'''
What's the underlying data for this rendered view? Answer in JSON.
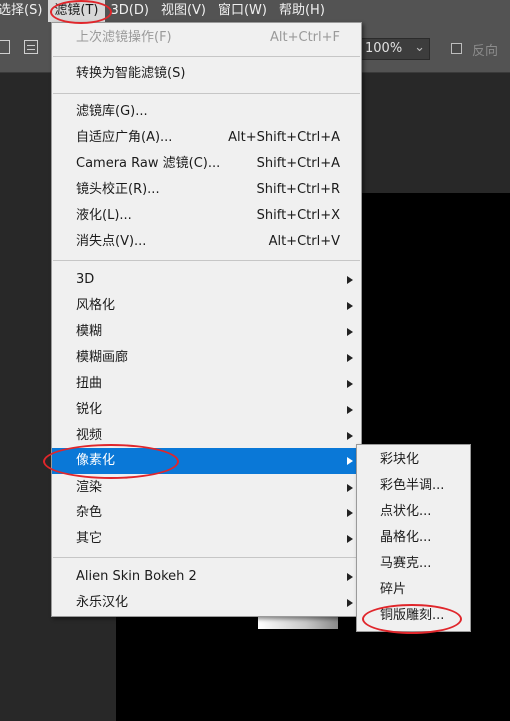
{
  "menubar": {
    "items": [
      "选择(S)",
      "滤镜(T)",
      "3D(D)",
      "视图(V)",
      "窗口(W)",
      "帮助(H)"
    ],
    "active_index": 1
  },
  "options_bar": {
    "zoom": "100%",
    "reverse_label": "反向",
    "reverse_checked": false
  },
  "filter_menu": {
    "items": [
      {
        "label": "上次滤镜操作(F)",
        "shortcut": "Alt+Ctrl+F",
        "disabled": true
      },
      {
        "label": "转换为智能滤镜(S)"
      },
      {
        "label": "滤镜库(G)..."
      },
      {
        "label": "自适应广角(A)...",
        "shortcut": "Alt+Shift+Ctrl+A"
      },
      {
        "label": "Camera Raw 滤镜(C)...",
        "shortcut": "Shift+Ctrl+A"
      },
      {
        "label": "镜头校正(R)...",
        "shortcut": "Shift+Ctrl+R"
      },
      {
        "label": "液化(L)...",
        "shortcut": "Shift+Ctrl+X"
      },
      {
        "label": "消失点(V)...",
        "shortcut": "Alt+Ctrl+V"
      },
      {
        "label": "3D",
        "submenu": true
      },
      {
        "label": "风格化",
        "submenu": true
      },
      {
        "label": "模糊",
        "submenu": true
      },
      {
        "label": "模糊画廊",
        "submenu": true
      },
      {
        "label": "扭曲",
        "submenu": true
      },
      {
        "label": "锐化",
        "submenu": true
      },
      {
        "label": "视频",
        "submenu": true
      },
      {
        "label": "像素化",
        "submenu": true,
        "highlighted": true
      },
      {
        "label": "渲染",
        "submenu": true
      },
      {
        "label": "杂色",
        "submenu": true
      },
      {
        "label": "其它",
        "submenu": true
      },
      {
        "label": "Alien Skin Bokeh 2",
        "submenu": true
      },
      {
        "label": "永乐汉化",
        "submenu": true
      }
    ]
  },
  "pixelate_submenu": {
    "items": [
      "彩块化",
      "彩色半调...",
      "点状化...",
      "晶格化...",
      "马赛克...",
      "碎片",
      "铜版雕刻..."
    ]
  },
  "colors": {
    "highlight": "#0a78d7",
    "annotation": "#e0262b",
    "menu_bg": "#f0f0f0",
    "menubar_bg": "#535353"
  }
}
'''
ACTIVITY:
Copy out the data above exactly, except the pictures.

COMPLETED EXERCISE:
What's the underlying data for this rendered view? Answer in JSON.
{
  "menubar": {
    "items": [
      "选择(S)",
      "滤镜(T)",
      "3D(D)",
      "视图(V)",
      "窗口(W)",
      "帮助(H)"
    ],
    "active_index": 1
  },
  "options_bar": {
    "zoom": "100%",
    "reverse_label": "反向",
    "reverse_checked": false
  },
  "filter_menu": {
    "items": [
      {
        "label": "上次滤镜操作(F)",
        "shortcut": "Alt+Ctrl+F",
        "disabled": true
      },
      {
        "label": "转换为智能滤镜(S)"
      },
      {
        "label": "滤镜库(G)..."
      },
      {
        "label": "自适应广角(A)...",
        "shortcut": "Alt+Shift+Ctrl+A"
      },
      {
        "label": "Camera Raw 滤镜(C)...",
        "shortcut": "Shift+Ctrl+A"
      },
      {
        "label": "镜头校正(R)...",
        "shortcut": "Shift+Ctrl+R"
      },
      {
        "label": "液化(L)...",
        "shortcut": "Shift+Ctrl+X"
      },
      {
        "label": "消失点(V)...",
        "shortcut": "Alt+Ctrl+V"
      },
      {
        "label": "3D",
        "submenu": true
      },
      {
        "label": "风格化",
        "submenu": true
      },
      {
        "label": "模糊",
        "submenu": true
      },
      {
        "label": "模糊画廊",
        "submenu": true
      },
      {
        "label": "扭曲",
        "submenu": true
      },
      {
        "label": "锐化",
        "submenu": true
      },
      {
        "label": "视频",
        "submenu": true
      },
      {
        "label": "像素化",
        "submenu": true,
        "highlighted": true
      },
      {
        "label": "渲染",
        "submenu": true
      },
      {
        "label": "杂色",
        "submenu": true
      },
      {
        "label": "其它",
        "submenu": true
      },
      {
        "label": "Alien Skin Bokeh 2",
        "submenu": true
      },
      {
        "label": "永乐汉化",
        "submenu": true
      }
    ]
  },
  "pixelate_submenu": {
    "items": [
      "彩块化",
      "彩色半调...",
      "点状化...",
      "晶格化...",
      "马赛克...",
      "碎片",
      "铜版雕刻..."
    ]
  },
  "colors": {
    "highlight": "#0a78d7",
    "annotation": "#e0262b",
    "menu_bg": "#f0f0f0",
    "menubar_bg": "#535353"
  }
}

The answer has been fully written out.